Items from an interface collection =
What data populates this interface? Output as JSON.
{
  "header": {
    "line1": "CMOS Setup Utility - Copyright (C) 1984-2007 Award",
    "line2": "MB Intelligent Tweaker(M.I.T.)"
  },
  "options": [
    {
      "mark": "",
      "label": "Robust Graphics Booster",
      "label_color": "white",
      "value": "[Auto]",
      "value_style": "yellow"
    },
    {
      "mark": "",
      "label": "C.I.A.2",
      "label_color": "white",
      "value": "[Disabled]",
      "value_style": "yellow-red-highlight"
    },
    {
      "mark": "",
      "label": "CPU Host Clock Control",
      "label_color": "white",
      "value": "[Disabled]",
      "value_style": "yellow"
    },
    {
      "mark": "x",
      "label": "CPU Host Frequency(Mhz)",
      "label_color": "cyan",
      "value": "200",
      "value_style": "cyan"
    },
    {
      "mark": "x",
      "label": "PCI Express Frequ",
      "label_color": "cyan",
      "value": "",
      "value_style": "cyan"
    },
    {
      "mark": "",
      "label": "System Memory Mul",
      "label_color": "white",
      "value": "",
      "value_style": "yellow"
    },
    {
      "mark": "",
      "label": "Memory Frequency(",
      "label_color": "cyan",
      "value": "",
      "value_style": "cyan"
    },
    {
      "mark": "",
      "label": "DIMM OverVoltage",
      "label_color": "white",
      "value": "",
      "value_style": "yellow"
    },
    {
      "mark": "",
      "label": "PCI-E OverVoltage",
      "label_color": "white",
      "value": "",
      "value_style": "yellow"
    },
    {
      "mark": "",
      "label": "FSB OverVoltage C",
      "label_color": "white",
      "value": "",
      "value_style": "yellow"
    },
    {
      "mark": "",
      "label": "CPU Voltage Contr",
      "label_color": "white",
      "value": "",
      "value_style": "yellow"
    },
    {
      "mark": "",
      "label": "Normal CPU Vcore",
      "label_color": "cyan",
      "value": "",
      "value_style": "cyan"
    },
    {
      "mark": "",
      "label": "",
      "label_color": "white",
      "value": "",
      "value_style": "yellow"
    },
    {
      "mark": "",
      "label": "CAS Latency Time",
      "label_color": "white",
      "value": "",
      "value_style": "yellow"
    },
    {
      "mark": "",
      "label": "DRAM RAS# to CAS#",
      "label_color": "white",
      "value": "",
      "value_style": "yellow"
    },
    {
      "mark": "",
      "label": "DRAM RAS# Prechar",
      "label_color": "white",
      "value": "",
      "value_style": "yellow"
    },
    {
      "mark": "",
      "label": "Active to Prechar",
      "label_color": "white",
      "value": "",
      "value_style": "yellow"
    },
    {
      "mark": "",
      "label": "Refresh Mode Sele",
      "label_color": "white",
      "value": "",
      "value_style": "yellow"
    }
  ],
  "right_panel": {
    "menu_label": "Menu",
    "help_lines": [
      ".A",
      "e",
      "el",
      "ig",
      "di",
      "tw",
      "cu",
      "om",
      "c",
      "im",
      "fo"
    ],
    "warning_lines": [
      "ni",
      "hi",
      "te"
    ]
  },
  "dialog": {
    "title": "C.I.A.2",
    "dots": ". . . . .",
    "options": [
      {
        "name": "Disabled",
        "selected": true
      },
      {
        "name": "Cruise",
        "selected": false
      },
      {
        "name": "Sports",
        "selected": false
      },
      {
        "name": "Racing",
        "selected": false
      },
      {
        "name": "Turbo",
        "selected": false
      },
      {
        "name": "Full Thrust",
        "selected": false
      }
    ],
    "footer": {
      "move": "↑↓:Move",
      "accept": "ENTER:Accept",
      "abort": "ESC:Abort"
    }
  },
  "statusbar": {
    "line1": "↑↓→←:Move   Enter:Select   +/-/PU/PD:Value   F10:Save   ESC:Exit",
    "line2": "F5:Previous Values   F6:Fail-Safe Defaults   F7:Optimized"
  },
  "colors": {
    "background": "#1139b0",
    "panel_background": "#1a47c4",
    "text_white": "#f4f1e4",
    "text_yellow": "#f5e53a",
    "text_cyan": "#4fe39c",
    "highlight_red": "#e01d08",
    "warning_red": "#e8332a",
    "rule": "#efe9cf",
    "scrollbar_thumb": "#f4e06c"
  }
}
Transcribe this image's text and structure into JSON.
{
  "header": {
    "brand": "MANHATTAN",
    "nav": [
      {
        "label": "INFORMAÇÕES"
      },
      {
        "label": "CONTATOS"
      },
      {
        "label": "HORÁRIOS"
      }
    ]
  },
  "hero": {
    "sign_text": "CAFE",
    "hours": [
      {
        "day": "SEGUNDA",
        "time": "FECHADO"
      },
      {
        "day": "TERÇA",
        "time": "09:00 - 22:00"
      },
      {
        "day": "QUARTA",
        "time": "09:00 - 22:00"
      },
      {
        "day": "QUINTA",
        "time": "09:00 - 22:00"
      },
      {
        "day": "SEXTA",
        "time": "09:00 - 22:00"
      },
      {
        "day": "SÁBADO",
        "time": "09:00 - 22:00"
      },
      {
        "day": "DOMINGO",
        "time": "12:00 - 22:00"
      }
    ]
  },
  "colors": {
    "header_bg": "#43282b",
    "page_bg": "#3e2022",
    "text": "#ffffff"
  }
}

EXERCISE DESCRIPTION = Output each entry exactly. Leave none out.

SOLUTION TO THIS EXERCISE =
What data populates this interface? Output as JSON.
{
  "header": {
    "line1": "CMOS Setup Utility - Copyright (C) 1984-2007 Award",
    "line2": "MB Intelligent Tweaker(M.I.T.)"
  },
  "options": [
    {
      "mark": "",
      "label": "Robust Graphics Booster",
      "label_color": "white",
      "value": "[Auto]",
      "value_style": "yellow"
    },
    {
      "mark": "",
      "label": "C.I.A.2",
      "label_color": "white",
      "value": "[Disabled]",
      "value_style": "yellow-red-highlight"
    },
    {
      "mark": "",
      "label": "CPU Host Clock Control",
      "label_color": "white",
      "value": "[Disabled]",
      "value_style": "yellow"
    },
    {
      "mark": "x",
      "label": "CPU Host Frequency(Mhz)",
      "label_color": "cyan",
      "value": "200",
      "value_style": "cyan"
    },
    {
      "mark": "x",
      "label": "PCI Express Frequ",
      "label_color": "cyan",
      "value": "",
      "value_style": "cyan"
    },
    {
      "mark": "",
      "label": "System Memory Mul",
      "label_color": "white",
      "value": "",
      "value_style": "yellow"
    },
    {
      "mark": "",
      "label": "Memory Frequency(",
      "label_color": "cyan",
      "value": "",
      "value_style": "cyan"
    },
    {
      "mark": "",
      "label": "DIMM OverVoltage",
      "label_color": "white",
      "value": "",
      "value_style": "yellow"
    },
    {
      "mark": "",
      "label": "PCI-E OverVoltage",
      "label_color": "white",
      "value": "",
      "value_style": "yellow"
    },
    {
      "mark": "",
      "label": "FSB OverVoltage C",
      "label_color": "white",
      "value": "",
      "value_style": "yellow"
    },
    {
      "mark": "",
      "label": "CPU Voltage Contr",
      "label_color": "white",
      "value": "",
      "value_style": "yellow"
    },
    {
      "mark": "",
      "label": "Normal CPU Vcore",
      "label_color": "cyan",
      "value": "",
      "value_style": "cyan"
    },
    {
      "mark": "",
      "label": "",
      "label_color": "white",
      "value": "",
      "value_style": "yellow"
    },
    {
      "mark": "",
      "label": "CAS Latency Time",
      "label_color": "white",
      "value": "",
      "value_style": "yellow"
    },
    {
      "mark": "",
      "label": "DRAM RAS# to CAS#",
      "label_color": "white",
      "value": "",
      "value_style": "yellow"
    },
    {
      "mark": "",
      "label": "DRAM RAS# Prechar",
      "label_color": "white",
      "value": "",
      "value_style": "yellow"
    },
    {
      "mark": "",
      "label": "Active to Prechar",
      "label_color": "white",
      "value": "",
      "value_style": "yellow"
    },
    {
      "mark": "",
      "label": "Refresh Mode Sele",
      "label_color": "white",
      "value": "",
      "value_style": "yellow"
    }
  ],
  "right_panel": {
    "menu_label": "Menu",
    "help_lines": [
      ".A",
      "e",
      "el",
      "ig",
      "di",
      "tw",
      "cu",
      "om",
      "c",
      "im",
      "fo"
    ],
    "warning_lines": [
      "ni",
      "hi",
      "te"
    ]
  },
  "dialog": {
    "title": "C.I.A.2",
    "dots": ". . . . .",
    "options": [
      {
        "name": "Disabled",
        "selected": true
      },
      {
        "name": "Cruise",
        "selected": false
      },
      {
        "name": "Sports",
        "selected": false
      },
      {
        "name": "Racing",
        "selected": false
      },
      {
        "name": "Turbo",
        "selected": false
      },
      {
        "name": "Full Thrust",
        "selected": false
      }
    ],
    "footer": {
      "move": "↑↓:Move",
      "accept": "ENTER:Accept",
      "abort": "ESC:Abort"
    }
  },
  "statusbar": {
    "line1": "↑↓→←:Move   Enter:Select   +/-/PU/PD:Value   F10:Save   ESC:Exit",
    "line2": "F5:Previous Values   F6:Fail-Safe Defaults   F7:Optimized"
  },
  "colors": {
    "background": "#1139b0",
    "panel_background": "#1a47c4",
    "text_white": "#f4f1e4",
    "text_yellow": "#f5e53a",
    "text_cyan": "#4fe39c",
    "highlight_red": "#e01d08",
    "warning_red": "#e8332a",
    "rule": "#efe9cf",
    "scrollbar_thumb": "#f4e06c"
  }
}
Transcribe this image's text and structure into JSON.
{
  "header": {
    "brand": "MANHATTAN",
    "nav": [
      {
        "label": "INFORMAÇÕES"
      },
      {
        "label": "CONTATOS"
      },
      {
        "label": "HORÁRIOS"
      }
    ]
  },
  "hero": {
    "sign_text": "CAFE",
    "hours": [
      {
        "day": "SEGUNDA",
        "time": "FECHADO"
      },
      {
        "day": "TERÇA",
        "time": "09:00 - 22:00"
      },
      {
        "day": "QUARTA",
        "time": "09:00 - 22:00"
      },
      {
        "day": "QUINTA",
        "time": "09:00 - 22:00"
      },
      {
        "day": "SEXTA",
        "time": "09:00 - 22:00"
      },
      {
        "day": "SÁBADO",
        "time": "09:00 - 22:00"
      },
      {
        "day": "DOMINGO",
        "time": "12:00 - 22:00"
      }
    ]
  },
  "colors": {
    "header_bg": "#43282b",
    "page_bg": "#3e2022",
    "text": "#ffffff"
  }
}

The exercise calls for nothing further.